WHAT IS BEING ASKED
With pictures left out, set down exactly the lines from the line containing "Extract the structured" through the last line of the data.

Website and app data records
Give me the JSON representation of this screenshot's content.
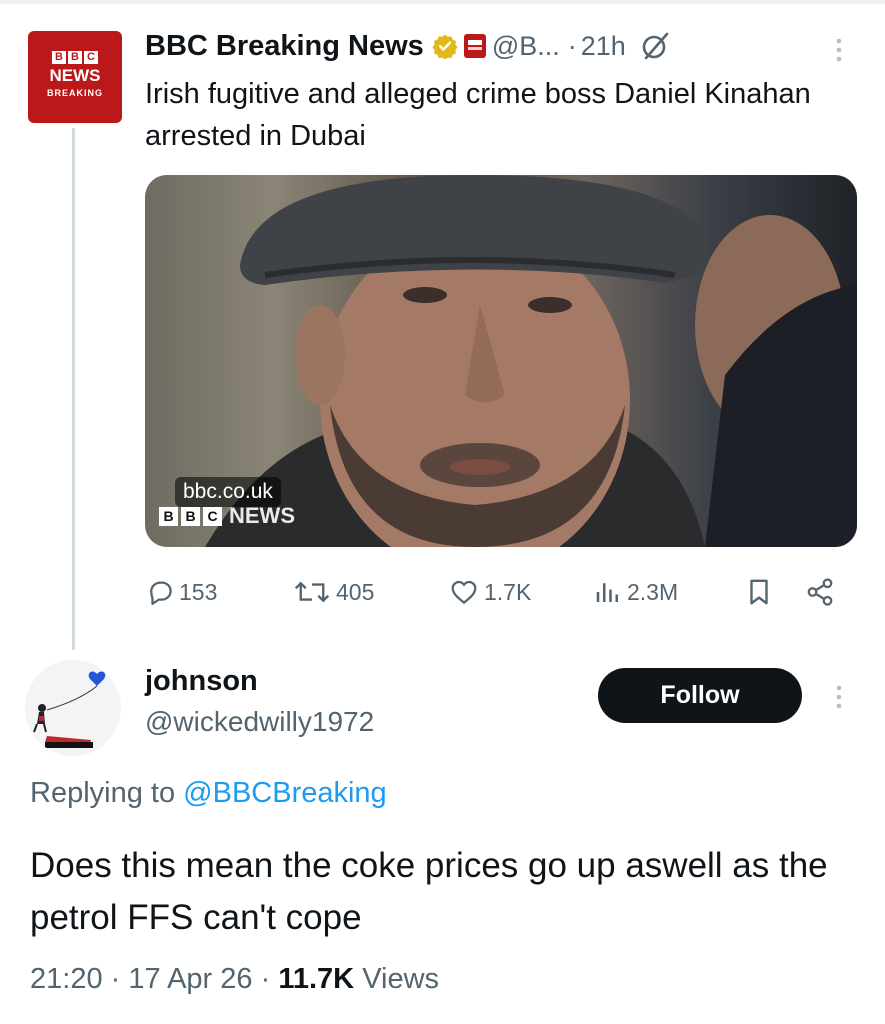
{
  "tweet": {
    "avatar": {
      "letters": [
        "B",
        "B",
        "C"
      ],
      "line1": "NEWS",
      "line2": "BREAKING"
    },
    "author_name": "BBC Breaking News",
    "handle": "@B...",
    "dot": "·",
    "time": "21h",
    "text": "Irish fugitive and alleged crime boss Daniel Kinahan arrested in Dubai",
    "media": {
      "link_tag": "bbc.co.uk",
      "watermark_letters": [
        "B",
        "B",
        "C"
      ],
      "watermark_text": "NEWS"
    },
    "stats": {
      "replies": "153",
      "reposts": "405",
      "likes": "1.7K",
      "views": "2.3M"
    }
  },
  "reply": {
    "name": "johnson",
    "handle": "@wickedwilly1972",
    "follow_label": "Follow",
    "replying_prefix": "Replying to",
    "replying_handle": "@BBCBreaking",
    "text": "Does this mean the coke prices go up aswell as the petrol FFS can't cope",
    "time": "21:20",
    "date": "17 Apr 26",
    "views_count": "11.7K",
    "views_label": "Views",
    "sep": "·"
  },
  "colors": {
    "bbc_red": "#bb1919",
    "link_blue": "#1d9bf0",
    "muted": "#536471",
    "verified_gold": "#e2b719"
  }
}
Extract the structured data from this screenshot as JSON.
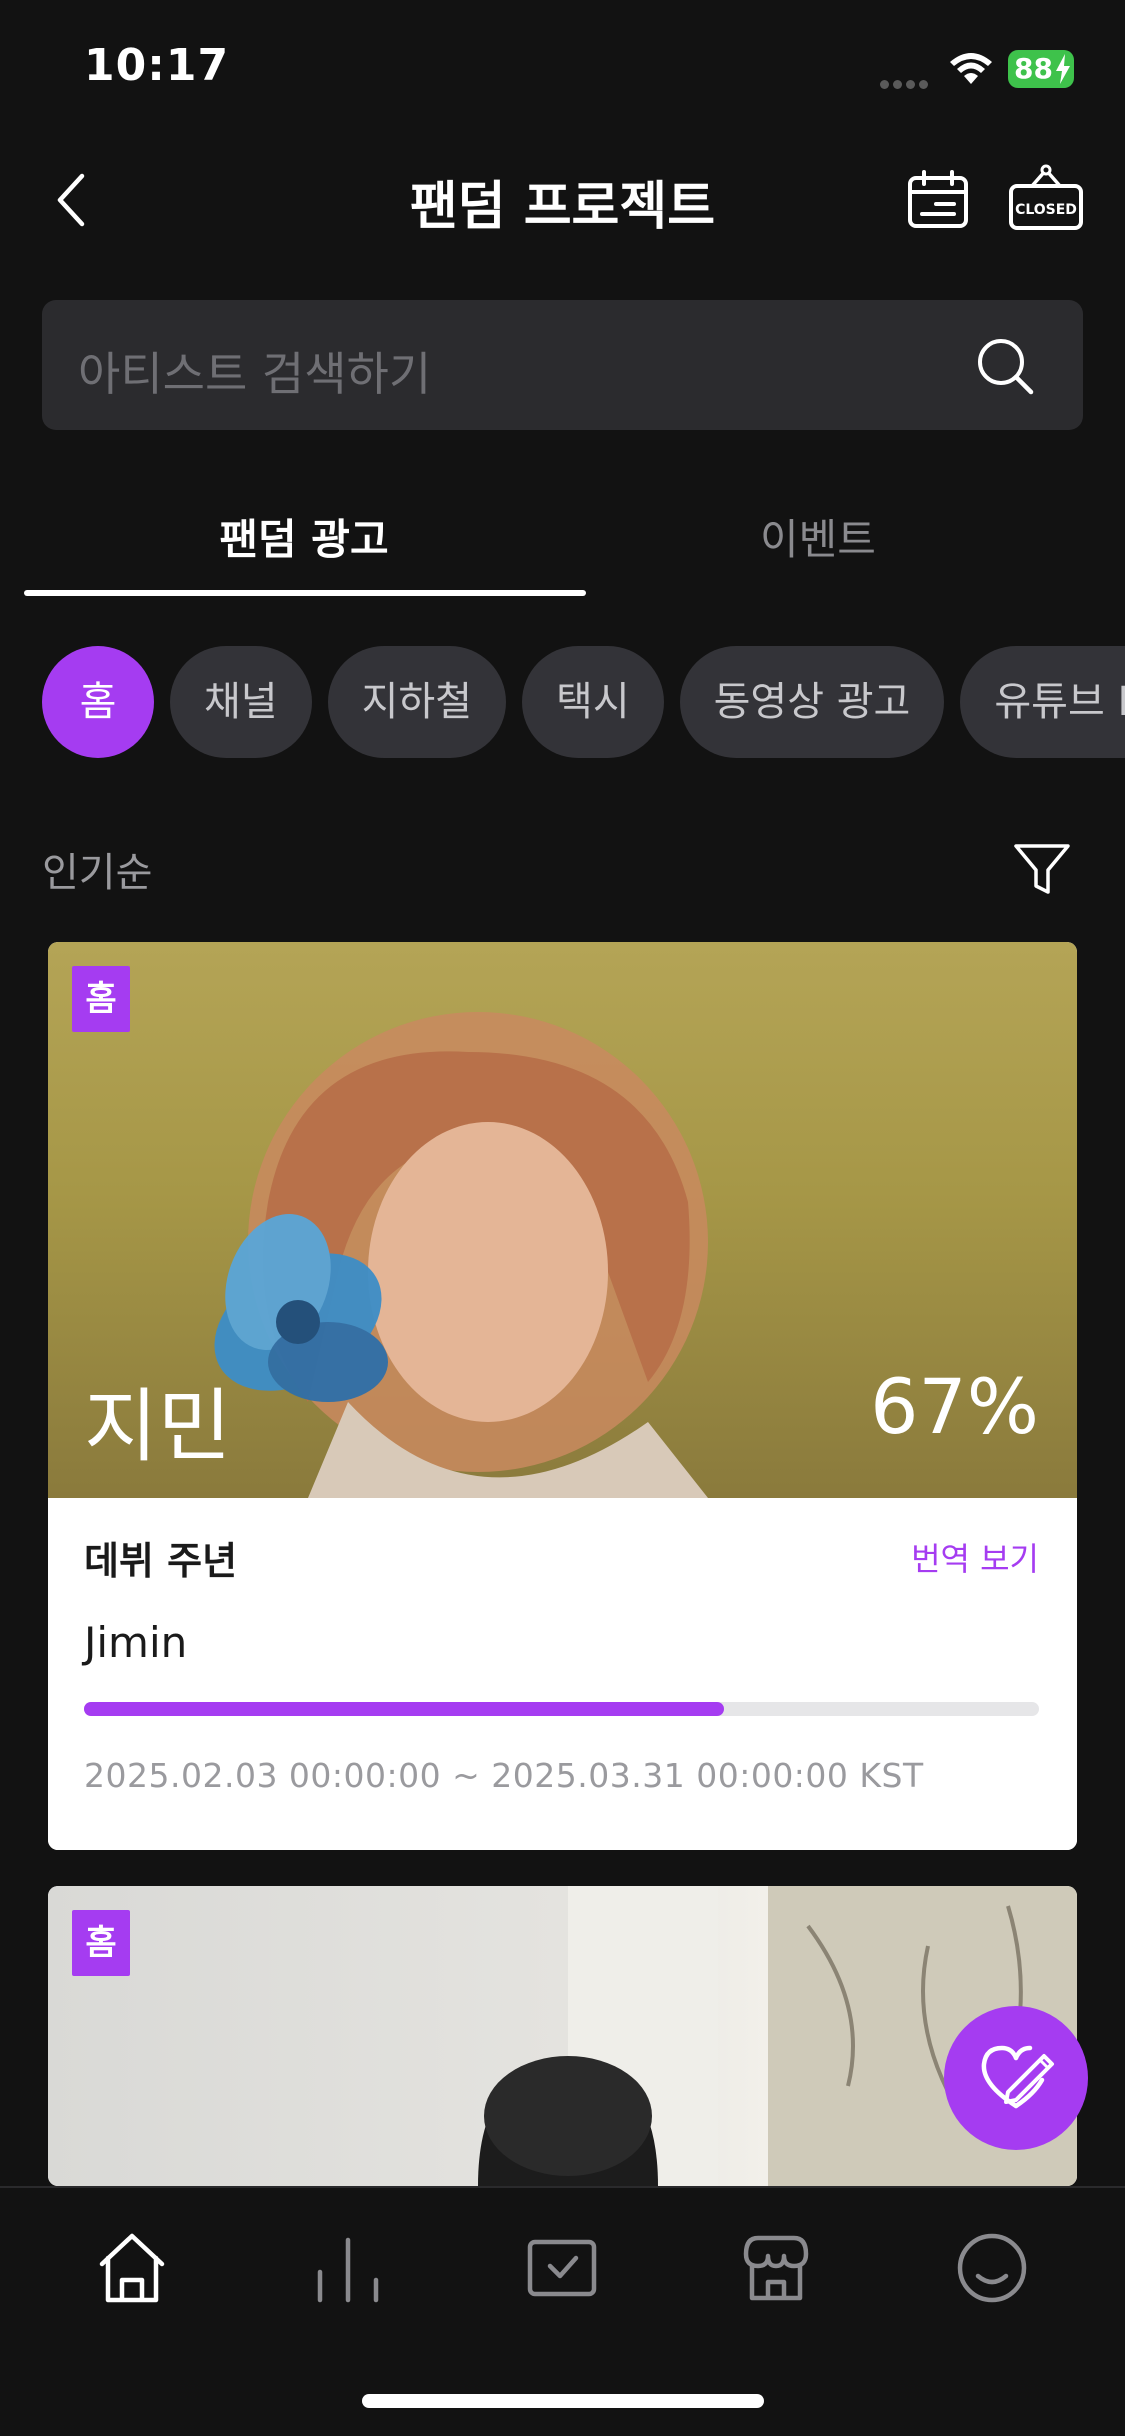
{
  "status_bar": {
    "time": "10:17",
    "battery": "88"
  },
  "header": {
    "title": "팬덤 프로젝트",
    "closed_badge": "CLOSED"
  },
  "search": {
    "placeholder": "아티스트 검색하기"
  },
  "tabs": [
    {
      "label": "팬덤 광고",
      "active": true
    },
    {
      "label": "이벤트",
      "active": false
    }
  ],
  "chips": [
    "홈",
    "채널",
    "지하철",
    "택시",
    "동영상 광고",
    "유튜브 M"
  ],
  "sort": {
    "label": "인기순"
  },
  "cards": [
    {
      "tag": "홈",
      "artist": "지민",
      "percent": "67%",
      "progress": 0.67,
      "title": "데뷔 주년",
      "translate": "번역 보기",
      "subtitle": "Jimin",
      "dates": "2025.02.03 00:00:00 ~ 2025.03.31 00:00:00 KST"
    },
    {
      "tag": "홈"
    }
  ],
  "colors": {
    "accent": "#a53cf1",
    "background": "#121212",
    "battery": "#3ec24b"
  },
  "tabbar": [
    "home-icon",
    "chart-icon",
    "vote-box-icon",
    "store-icon",
    "smile-icon"
  ]
}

ANSWER BOX
Extract the structured data from this screenshot as JSON.
{
  "status_bar": {
    "time": "10:17",
    "battery": "88"
  },
  "header": {
    "title": "팬덤 프로젝트",
    "closed_badge": "CLOSED"
  },
  "search": {
    "placeholder": "아티스트 검색하기"
  },
  "tabs": [
    {
      "label": "팬덤 광고",
      "active": true
    },
    {
      "label": "이벤트",
      "active": false
    }
  ],
  "chips": [
    "홈",
    "채널",
    "지하철",
    "택시",
    "동영상 광고",
    "유튜브 M"
  ],
  "sort": {
    "label": "인기순"
  },
  "cards": [
    {
      "tag": "홈",
      "artist": "지민",
      "percent": "67%",
      "progress": 0.67,
      "title": "데뷔 주년",
      "translate": "번역 보기",
      "subtitle": "Jimin",
      "dates": "2025.02.03 00:00:00 ~ 2025.03.31 00:00:00 KST"
    },
    {
      "tag": "홈"
    }
  ],
  "colors": {
    "accent": "#a53cf1",
    "background": "#121212",
    "battery": "#3ec24b"
  },
  "tabbar": [
    "home-icon",
    "chart-icon",
    "vote-box-icon",
    "store-icon",
    "smile-icon"
  ]
}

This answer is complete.